These loans are administered through the Small Business Administration (SBA) through June 30, 2020.  The loans may be forgiven if borrowers maintain their payroll during the crisis or restore their payrolls afterward.  Lenders will request for certain good faith certifications surrounding application data.  Lenders may begin processing applications on Friday, April 3, 2020.  Here is the link for a sample application form: https://www.sba.gov/document/sba-form–paycheck-protection-program-ppp-sample-application-form.

Eligibility: Generally, businesses (including nonprofits) qualify if they have 500 or fewer employees.  If they have more than 500 employees, the business would need to qualify under SBA Size Standards found at https://www.sba.gov/size-standards, based on the business’s industry.  The 500-employee threshold includes all employees: full-time, part-time, and other status.

Loan Terms:

  • Maximum loan amount is 2.5 times the business’s average monthly payroll costs incurred during the year prior to the loan date, not to exceed $10 million.
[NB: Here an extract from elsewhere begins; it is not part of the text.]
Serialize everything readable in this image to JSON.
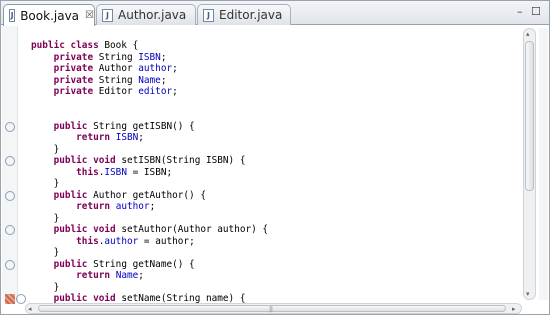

If the business was not in existence in 2019, the maximum loan amount is 2.5 times its average monthly payroll costs during January and February 2020.
  • Generally, the loans will be non-recourse.
  • No personal guarantee or collateral is required.
  • No prepayment penalty.
  • The SBA will not charge a fee on the loan during the covered period.
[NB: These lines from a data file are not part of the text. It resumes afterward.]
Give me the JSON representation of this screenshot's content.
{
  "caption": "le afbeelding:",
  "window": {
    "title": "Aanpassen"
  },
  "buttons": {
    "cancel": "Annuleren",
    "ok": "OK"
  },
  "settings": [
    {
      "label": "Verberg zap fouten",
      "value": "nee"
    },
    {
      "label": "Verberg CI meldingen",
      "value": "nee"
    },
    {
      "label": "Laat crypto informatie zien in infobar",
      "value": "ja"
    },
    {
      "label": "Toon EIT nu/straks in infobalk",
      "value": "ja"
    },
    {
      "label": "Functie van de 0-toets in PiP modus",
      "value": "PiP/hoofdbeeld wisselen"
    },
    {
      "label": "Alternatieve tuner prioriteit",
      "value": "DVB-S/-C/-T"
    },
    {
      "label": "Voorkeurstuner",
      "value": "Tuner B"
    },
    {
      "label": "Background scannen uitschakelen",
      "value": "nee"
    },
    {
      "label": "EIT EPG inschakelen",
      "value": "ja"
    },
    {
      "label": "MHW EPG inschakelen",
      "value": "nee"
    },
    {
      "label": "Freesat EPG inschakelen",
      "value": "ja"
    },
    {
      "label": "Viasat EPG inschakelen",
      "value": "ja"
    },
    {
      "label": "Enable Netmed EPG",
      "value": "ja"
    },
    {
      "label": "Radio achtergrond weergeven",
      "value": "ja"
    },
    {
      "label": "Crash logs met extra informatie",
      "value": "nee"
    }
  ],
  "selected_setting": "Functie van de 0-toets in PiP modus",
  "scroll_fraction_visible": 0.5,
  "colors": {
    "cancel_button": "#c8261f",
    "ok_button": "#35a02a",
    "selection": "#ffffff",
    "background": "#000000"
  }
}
Loan Forgiveness:

  • The amount to be forgiven is equal to the sum of the amounts spent on the following items during the 8-week period beginning on the date of the loan:
    • Payroll costs: This includes salaries, wages, and commissions; payment of cash tip or equivalent; payment of vacation, parental, family, medical, or sick leave; allowance for dismissal or separation; payments for group health plans and retirement benefits; payment of state or local tax assessed on the employee’s compensation. It does not include any compensation in excess of an annual salary of $100,000, as prorated for the period February 15 to June 30, 2020; payroll taxes, railroad retirement taxes, and income taxes; any compensation to employee whose principal residence is outside of the United States; and any compensation for qualified sick leave or qualified family leave wages under the Families First Coronavirus Response Act.
    • Interest on mortgage obligation incurred in the ordinary course of business (and incurred before February 15, 2020).
    • Rent on a leasing agreement in effect before February 15, 2020.
    • Payments on utilities.
  • The amount of the loan forgiveness will be reduced if there is a reduction in the number of employees during the 8-week period beginning on the date of the loan, or reduction of salaries of covered employees by more than 25%.

Documentation:  An application, including documentation verifying payroll and expenses is required.

For further information:

More to come

The CARES Act includes several tax-related provisions to help individuals and businesses survive the coronavirus (COVID-19) pandemic. We’ll keep you informed of new developments that could affect your bottom line and help you navigate the best financial course forward during these uncertain times.